■ **Work instructions**
Would you return the full listing exactly, with nothing altered?

+++ Supplied records +++

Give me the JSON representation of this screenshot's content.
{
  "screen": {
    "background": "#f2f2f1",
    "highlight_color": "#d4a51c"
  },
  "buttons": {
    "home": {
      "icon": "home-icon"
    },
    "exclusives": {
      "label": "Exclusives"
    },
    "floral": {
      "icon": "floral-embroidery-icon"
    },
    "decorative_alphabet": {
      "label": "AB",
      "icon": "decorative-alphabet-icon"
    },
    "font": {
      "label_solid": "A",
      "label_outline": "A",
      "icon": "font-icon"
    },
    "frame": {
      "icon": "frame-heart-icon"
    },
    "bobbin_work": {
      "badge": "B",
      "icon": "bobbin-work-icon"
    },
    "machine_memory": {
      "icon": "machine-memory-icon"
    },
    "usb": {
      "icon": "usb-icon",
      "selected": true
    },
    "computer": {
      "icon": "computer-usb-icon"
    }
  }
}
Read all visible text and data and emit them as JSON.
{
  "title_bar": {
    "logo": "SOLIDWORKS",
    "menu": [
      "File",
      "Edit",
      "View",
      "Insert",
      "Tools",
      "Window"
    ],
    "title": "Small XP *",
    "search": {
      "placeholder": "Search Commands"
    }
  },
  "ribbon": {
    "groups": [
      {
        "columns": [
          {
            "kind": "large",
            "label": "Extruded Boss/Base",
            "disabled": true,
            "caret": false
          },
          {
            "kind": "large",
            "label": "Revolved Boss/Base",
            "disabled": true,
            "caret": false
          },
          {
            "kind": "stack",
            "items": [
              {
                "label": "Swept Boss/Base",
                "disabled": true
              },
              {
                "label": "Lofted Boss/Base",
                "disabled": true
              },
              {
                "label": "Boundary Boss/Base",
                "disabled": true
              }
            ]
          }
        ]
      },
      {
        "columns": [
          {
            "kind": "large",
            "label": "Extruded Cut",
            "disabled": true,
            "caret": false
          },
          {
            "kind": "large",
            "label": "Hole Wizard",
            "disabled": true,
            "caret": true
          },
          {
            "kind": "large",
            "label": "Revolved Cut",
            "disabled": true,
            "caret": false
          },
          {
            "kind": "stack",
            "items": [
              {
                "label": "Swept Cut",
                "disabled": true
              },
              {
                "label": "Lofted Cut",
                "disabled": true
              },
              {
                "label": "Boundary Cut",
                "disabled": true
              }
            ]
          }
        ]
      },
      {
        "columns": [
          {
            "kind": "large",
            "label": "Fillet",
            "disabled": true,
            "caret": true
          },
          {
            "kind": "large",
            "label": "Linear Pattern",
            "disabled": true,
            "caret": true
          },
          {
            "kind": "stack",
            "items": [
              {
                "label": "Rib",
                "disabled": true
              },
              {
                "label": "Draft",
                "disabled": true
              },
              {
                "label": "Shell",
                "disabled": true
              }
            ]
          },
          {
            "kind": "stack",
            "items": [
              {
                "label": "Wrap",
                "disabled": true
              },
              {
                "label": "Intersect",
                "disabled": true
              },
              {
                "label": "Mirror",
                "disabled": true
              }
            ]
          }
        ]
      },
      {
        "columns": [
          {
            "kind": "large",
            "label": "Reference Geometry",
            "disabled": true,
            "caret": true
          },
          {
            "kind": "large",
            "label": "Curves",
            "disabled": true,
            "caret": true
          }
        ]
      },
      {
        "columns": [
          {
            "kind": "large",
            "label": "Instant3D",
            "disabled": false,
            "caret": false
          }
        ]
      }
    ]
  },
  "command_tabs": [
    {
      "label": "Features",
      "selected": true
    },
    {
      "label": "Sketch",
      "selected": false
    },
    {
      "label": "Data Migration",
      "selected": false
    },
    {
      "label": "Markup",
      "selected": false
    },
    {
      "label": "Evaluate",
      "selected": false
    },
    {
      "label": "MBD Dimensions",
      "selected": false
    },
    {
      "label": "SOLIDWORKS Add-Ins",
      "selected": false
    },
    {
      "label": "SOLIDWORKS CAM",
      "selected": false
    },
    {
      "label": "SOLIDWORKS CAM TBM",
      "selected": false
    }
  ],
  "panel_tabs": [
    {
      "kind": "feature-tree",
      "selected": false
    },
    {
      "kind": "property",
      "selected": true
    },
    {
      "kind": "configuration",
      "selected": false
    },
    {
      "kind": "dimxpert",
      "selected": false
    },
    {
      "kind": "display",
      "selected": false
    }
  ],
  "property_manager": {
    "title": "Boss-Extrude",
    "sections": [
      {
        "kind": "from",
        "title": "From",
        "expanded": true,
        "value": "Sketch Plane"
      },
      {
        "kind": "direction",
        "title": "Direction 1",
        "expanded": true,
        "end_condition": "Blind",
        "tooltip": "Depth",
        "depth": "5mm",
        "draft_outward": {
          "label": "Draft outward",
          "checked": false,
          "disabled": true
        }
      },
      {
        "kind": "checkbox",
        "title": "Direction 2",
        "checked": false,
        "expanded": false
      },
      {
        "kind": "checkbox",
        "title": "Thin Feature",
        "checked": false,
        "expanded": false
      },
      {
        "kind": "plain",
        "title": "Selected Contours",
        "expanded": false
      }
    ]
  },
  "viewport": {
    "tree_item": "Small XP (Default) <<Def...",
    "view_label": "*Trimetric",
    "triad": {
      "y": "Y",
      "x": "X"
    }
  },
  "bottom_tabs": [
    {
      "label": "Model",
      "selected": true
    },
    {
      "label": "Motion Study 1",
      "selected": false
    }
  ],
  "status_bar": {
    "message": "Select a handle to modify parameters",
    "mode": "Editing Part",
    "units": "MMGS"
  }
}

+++

■ **Your solution**
Give me the JSON representation of this screenshot's content.
{
  "screen": {
    "background": "#f2f2f1",
    "highlight_color": "#d4a51c"
  },
  "buttons": {
    "home": {
      "icon": "home-icon"
    },
    "exclusives": {
      "label": "Exclusives"
    },
    "floral": {
      "icon": "floral-embroidery-icon"
    },
    "decorative_alphabet": {
      "label": "AB",
      "icon": "decorative-alphabet-icon"
    },
    "font": {
      "label_solid": "A",
      "label_outline": "A",
      "icon": "font-icon"
    },
    "frame": {
      "icon": "frame-heart-icon"
    },
    "bobbin_work": {
      "badge": "B",
      "icon": "bobbin-work-icon"
    },
    "machine_memory": {
      "icon": "machine-memory-icon"
    },
    "usb": {
      "icon": "usb-icon",
      "selected": true
    },
    "computer": {
      "icon": "computer-usb-icon"
    }
  }
}
Read all visible text and data and emit them as JSON.
{
  "title_bar": {
    "logo": "SOLIDWORKS",
    "menu": [
      "File",
      "Edit",
      "View",
      "Insert",
      "Tools",
      "Window"
    ],
    "title": "Small XP *",
    "search": {
      "placeholder": "Search Commands"
    }
  },
  "ribbon": {
    "groups": [
      {
        "columns": [
          {
            "kind": "large",
            "label": "Extruded Boss/Base",
            "disabled": true,
            "caret": false
          },
          {
            "kind": "large",
            "label": "Revolved Boss/Base",
            "disabled": true,
            "caret": false
          },
          {
            "kind": "stack",
            "items": [
              {
                "label": "Swept Boss/Base",
                "disabled": true
              },
              {
                "label": "Lofted Boss/Base",
                "disabled": true
              },
              {
                "label": "Boundary Boss/Base",
                "disabled": true
              }
            ]
          }
        ]
      },
      {
        "columns": [
          {
            "kind": "large",
            "label": "Extruded Cut",
            "disabled": true,
            "caret": false
          },
          {
            "kind": "large",
            "label": "Hole Wizard",
            "disabled": true,
            "caret": true
          },
          {
            "kind": "large",
            "label": "Revolved Cut",
            "disabled": true,
            "caret": false
          },
          {
            "kind": "stack",
            "items": [
              {
                "label": "Swept Cut",
                "disabled": true
              },
              {
                "label": "Lofted Cut",
                "disabled": true
              },
              {
                "label": "Boundary Cut",
                "disabled": true
              }
            ]
          }
        ]
      },
      {
        "columns": [
          {
            "kind": "large",
            "label": "Fillet",
            "disabled": true,
            "caret": true
          },
          {
            "kind": "large",
            "label": "Linear Pattern",
            "disabled": true,
            "caret": true
          },
          {
            "kind": "stack",
            "items": [
              {
                "label": "Rib",
                "disabled": true
              },
              {
                "label": "Draft",
                "disabled": true
              },
              {
                "label": "Shell",
                "disabled": true
              }
            ]
          },
          {
            "kind": "stack",
            "items": [
              {
                "label": "Wrap",
                "disabled": true
              },
              {
                "label": "Intersect",
                "disabled": true
              },
              {
                "label": "Mirror",
                "disabled": true
              }
            ]
          }
        ]
      },
      {
        "columns": [
          {
            "kind": "large",
            "label": "Reference Geometry",
            "disabled": true,
            "caret": true
          },
          {
            "kind": "large",
            "label": "Curves",
            "disabled": true,
            "caret": true
          }
        ]
      },
      {
        "columns": [
          {
            "kind": "large",
            "label": "Instant3D",
            "disabled": false,
            "caret": false
          }
        ]
      }
    ]
  },
  "command_tabs": [
    {
      "label": "Features",
      "selected": true
    },
    {
      "label": "Sketch",
      "selected": false
    },
    {
      "label": "Data Migration",
      "selected": false
    },
    {
      "label": "Markup",
      "selected": false
    },
    {
      "label": "Evaluate",
      "selected": false
    },
    {
      "label": "MBD Dimensions",
      "selected": false
    },
    {
      "label": "SOLIDWORKS Add-Ins",
      "selected": false
    },
    {
      "label": "SOLIDWORKS CAM",
      "selected": false
    },
    {
      "label": "SOLIDWORKS CAM TBM",
      "selected": false
    }
  ],
  "panel_tabs": [
    {
      "kind": "feature-tree",
      "selected": false
    },
    {
      "kind": "property",
      "selected": true
    },
    {
      "kind": "configuration",
      "selected": false
    },
    {
      "kind": "dimxpert",
      "selected": false
    },
    {
      "kind": "display",
      "selected": false
    }
  ],
  "property_manager": {
    "title": "Boss-Extrude",
    "sections": [
      {
        "kind": "from",
        "title": "From",
        "expanded": true,
        "value": "Sketch Plane"
      },
      {
        "kind": "direction",
        "title": "Direction 1",
        "expanded": true,
        "end_condition": "Blind",
        "tooltip": "Depth",
        "depth": "5mm",
        "draft_outward": {
          "label": "Draft outward",
          "checked": false,
          "disabled": true
        }
      },
      {
        "kind": "checkbox",
        "title": "Direction 2",
        "checked": false,
        "expanded": false
      },
      {
        "kind": "checkbox",
        "title": "Thin Feature",
        "checked": false,
        "expanded": false
      },
      {
        "kind": "plain",
        "title": "Selected Contours",
        "expanded": false
      }
    ]
  },
  "viewport": {
    "tree_item": "Small XP (Default) <<Def...",
    "view_label": "*Trimetric",
    "triad": {
      "y": "Y",
      "x": "X"
    }
  },
  "bottom_tabs": [
    {
      "label": "Model",
      "selected": true
    },
    {
      "label": "Motion Study 1",
      "selected": false
    }
  ],
  "status_bar": {
    "message": "Select a handle to modify parameters",
    "mode": "Editing Part",
    "units": "MMGS"
  }
}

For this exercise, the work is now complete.